The only charges filed were against Eagle employees, for allegedly violating the city's law about unlicensed adult entertainment "because four dancers were observed, in the words of the arresting officers, allegedly 'wearing underwear' and 'dancing,' " the lawsuit said.
"Imagine if the police walked into a Wal-Mart and see someone shoplifting, and because they see what they think is a crime taking place in Wal-Mart, they take everyone at Wal-Mart, throw them on the floor, spread their legs, put their hands in their pockets, take their IDs, put their name in the computer, simply because they're out of place or someone else may or may not be doing something wrong," co-counsel Daniel Grossman said at a news conference Tuesday.
The suit seeks damages and alleges that police violated the patrons' constitutional rights and that the individual officers committed false imprisonment, assault, battery and trespassing. It also requests a jury trial.
"The illegal activity going on in the Atlanta Eagle that night was committed by the APD," Greg Nevins, supervising senior staff attorney in Lambda Legal's southern regional office, based in Atlanta, said in the statement. "If it is APD procedure for elderly men and wounded veterans to be thrown to the floor and harassed simply for being in a bar having a drink after work, then APD should change its procedures."
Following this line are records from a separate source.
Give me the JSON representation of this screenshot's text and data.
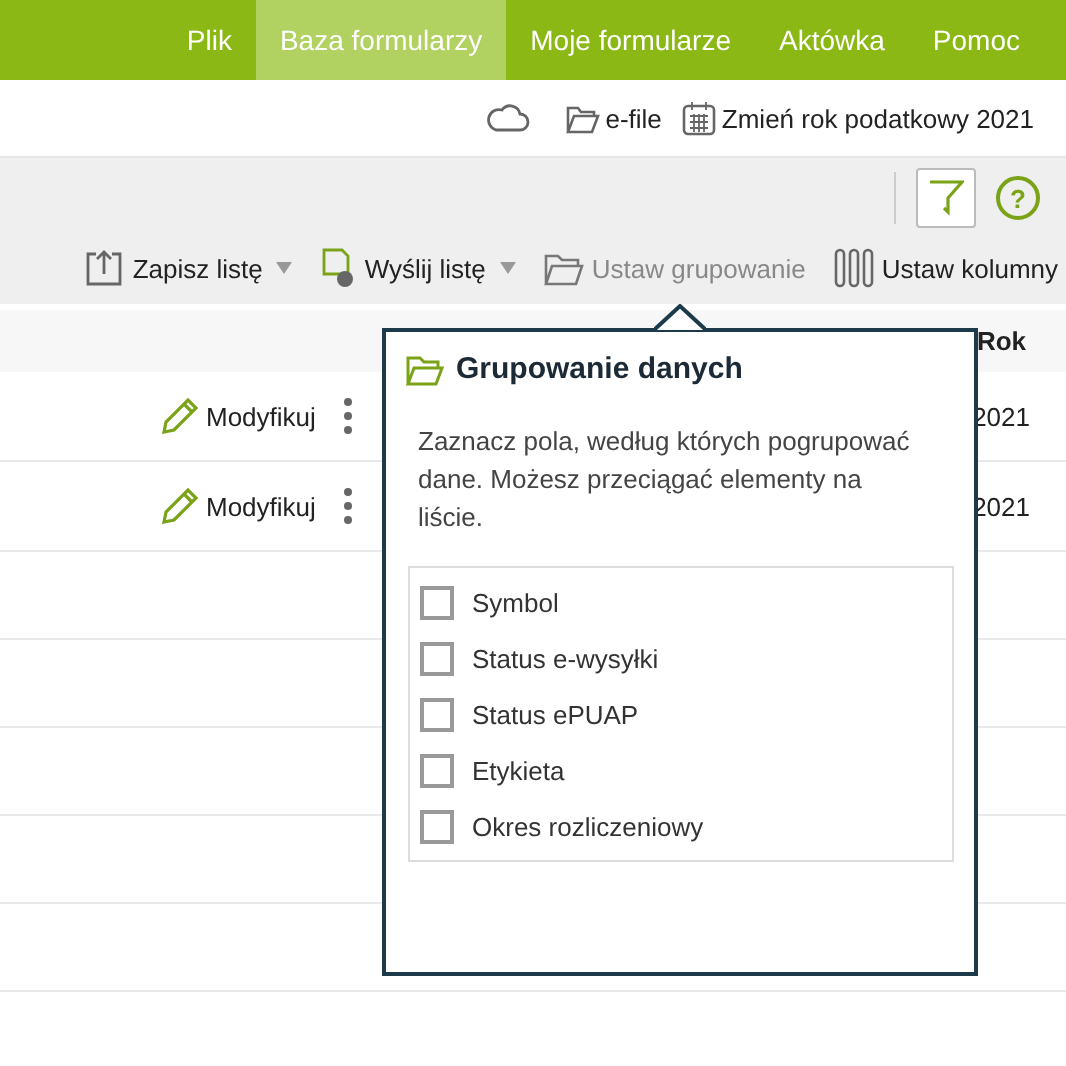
{
  "menu": [
    {
      "label": "Plik",
      "selected": false
    },
    {
      "label": "Baza formularzy",
      "selected": true
    },
    {
      "label": "Moje formularze",
      "selected": false
    },
    {
      "label": "Aktówka",
      "selected": false
    },
    {
      "label": "Pomoc",
      "selected": false
    }
  ],
  "topbar": {
    "efile": "e-file",
    "year_link": "Zmień rok podatkowy 2021"
  },
  "toolbar": [
    {
      "label": "Zapisz listę",
      "kind": "save",
      "dropdown": true,
      "disabled": false
    },
    {
      "label": "Wyślij listę",
      "kind": "send",
      "dropdown": true,
      "disabled": false
    },
    {
      "label": "Ustaw grupowanie",
      "kind": "group",
      "dropdown": false,
      "disabled": true
    },
    {
      "label": "Ustaw kolumny",
      "kind": "columns",
      "dropdown": false,
      "disabled": false
    }
  ],
  "help": "?",
  "table": {
    "columns": [
      "Rok"
    ],
    "rows": [
      {
        "action": "Modyfikuj",
        "year": "2021"
      },
      {
        "action": "Modyfikuj",
        "year": "2021"
      }
    ]
  },
  "popover": {
    "title": "Grupowanie danych",
    "description": "Zaznacz pola, według których pogrupować dane. Możesz przeciągać elementy na liście.",
    "fields": [
      {
        "label": "Symbol",
        "checked": false
      },
      {
        "label": "Status e-wysyłki",
        "checked": false
      },
      {
        "label": "Status ePUAP",
        "checked": false
      },
      {
        "label": "Etykieta",
        "checked": false
      },
      {
        "label": "Okres rozliczeniowy",
        "checked": false
      }
    ]
  }
}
"People have asked me why I'm doing this," plaintiff Geoffrey Calhoun told reporters. "I'm not doing it because I have a vendetta against the police. I work for a police department. I'm an emergency communications officer. I do my part to make sure these officers go home. I don't work for the city of Atlanta.
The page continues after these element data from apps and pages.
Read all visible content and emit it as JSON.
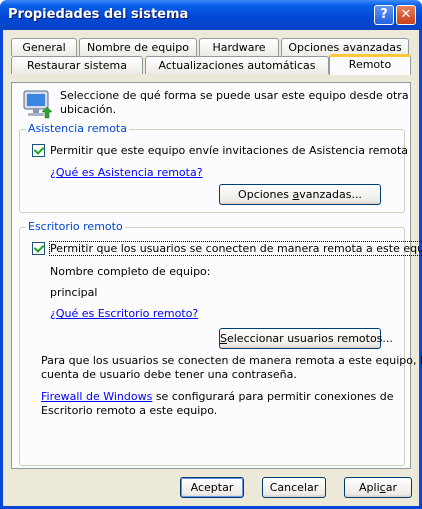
{
  "window": {
    "title": "Propiedades del sistema"
  },
  "tabs_top": [
    {
      "label": "General"
    },
    {
      "label": "Nombre de equipo"
    },
    {
      "label": "Hardware"
    },
    {
      "label": "Opciones avanzadas"
    }
  ],
  "tabs_bottom": [
    {
      "label": "Restaurar sistema"
    },
    {
      "label": "Actualizaciones automáticas"
    },
    {
      "label": "Remoto"
    }
  ],
  "intro": {
    "line1": "Seleccione de qué forma se puede usar este equipo desde otra",
    "line2": "ubicación."
  },
  "asistencia": {
    "label": "Asistencia remota",
    "checkbox_label": "Permitir que este equipo envíe invitaciones de Asistencia remota",
    "checked": true,
    "link": "¿Qué es Asistencia remota?",
    "button_pre": "Opciones ",
    "button_u": "a",
    "button_post": "vanzadas..."
  },
  "escritorio": {
    "label": "Escritorio remoto",
    "checkbox_label": "Permitir que los usuarios se conecten de manera remota a este equipo",
    "checked": true,
    "computer_name_label": "Nombre completo de equipo:",
    "computer_name": "principal",
    "link": "¿Qué es Escritorio remoto?",
    "button_u": "S",
    "button_post": "eleccionar usuarios remotos...",
    "note_line1": "Para que los usuarios se conecten de manera remota a este equipo, la",
    "note_line2": "cuenta de usuario debe tener una contraseña.",
    "firewall_link": "Firewall de Windows",
    "firewall_line1_rest": " se configurará para permitir conexiones de",
    "firewall_line2": "Escritorio remoto a este equipo."
  },
  "footer": {
    "ok": "Aceptar",
    "cancel": "Cancelar",
    "apply_pre": "Apli",
    "apply_u": "c",
    "apply_post": "ar"
  }
}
"I was in the bar drinking beer, playing a video game, and I was dehumanized and humiliated and laid on the floor for no reason," he said. "That's why I'm doing it."
The suit alleges undercover officers entered the bar before 11 p.m. and had a drink, then later "began screaming at patrons and employees to 'hit the floor' and get down on the ground."
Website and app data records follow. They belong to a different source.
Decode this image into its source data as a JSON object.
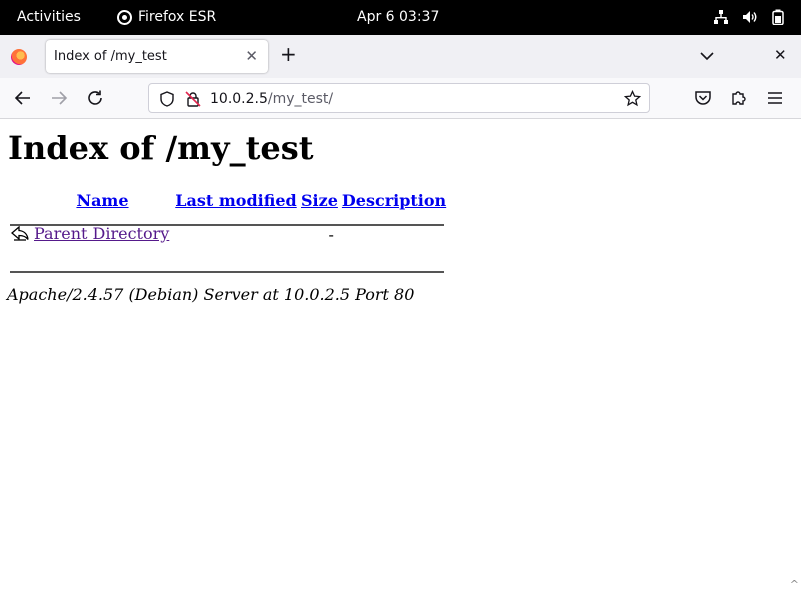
{
  "topbar": {
    "activities": "Activities",
    "app_name": "Firefox ESR",
    "clock": "Apr 6  03:37"
  },
  "browser": {
    "tab_title": "Index of /my_test",
    "url_host": "10.0.2.5",
    "url_path": "/my_test/"
  },
  "page": {
    "heading": "Index of /my_test",
    "columns": [
      "Name",
      "Last modified",
      "Size",
      "Description"
    ],
    "rows": [
      {
        "name": "Parent Directory",
        "last_modified": "",
        "size": "-",
        "description": ""
      }
    ],
    "address": "Apache/2.4.57 (Debian) Server at 10.0.2.5 Port 80"
  },
  "colors": {
    "link": "#0000ee",
    "visited_link": "#551a8b"
  }
}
"Several plaintiffs were in terror and feared for their lives, believing that the Eagle was being robbed or invaded by criminals or gay-bashers who might kill or injure them," the suit continues.
Other officers came in, including the "Red Dog Unit," a special force that provides "aggressive police presence" in areas with high drug use, the suit said, citing the Atlanta Police Web site. Many of the officers in that unit were wearing black, paramilitary-style clothing not immediately recognizable as police uniforms, the suit says.
While lying on the floor, some people asked permission to move away from the broken glass and were told to "stay down and shut the [expletive] up," the suit alleges. In all, they lay on the floor for 30 minutes to more than two hours, as they were released one by one or in small groups, the suit says.
Those who asked questions were also told to shut up, threatened with arrest for disorderly conduct or "threatened with violence and physical harm," the suit says. "Some were retaliated against by being forced to remain at the Eagle long after they had been searched.
"All persons at the Eagle complied fully, promptly and peacefully with all demands made by the officers, no person at the Eagle offered any physical resistance to the officers whatsoever, and none was charged with obstructing the officers in any way," the suit says.
Police have said that if they go into a bar, it is procedure to have patrons lie on the floor and be searched, and everyone's identification is taken and checked, Nevins told reporters.
"They didn't say this the night of the Eagle raid ... this happened like a month later," he said of the police comments. "They had plenty of time to figure out all the facts, and they knew they were going to be meeting with the media, and it was ultimately recorded, and they specifically went on record and said, 'This is what we always do, this is standard operating procedure,' and that's what makes this case so outlandish."
CNN's Carolina Sanchez and Stan Moberg contributed to this report.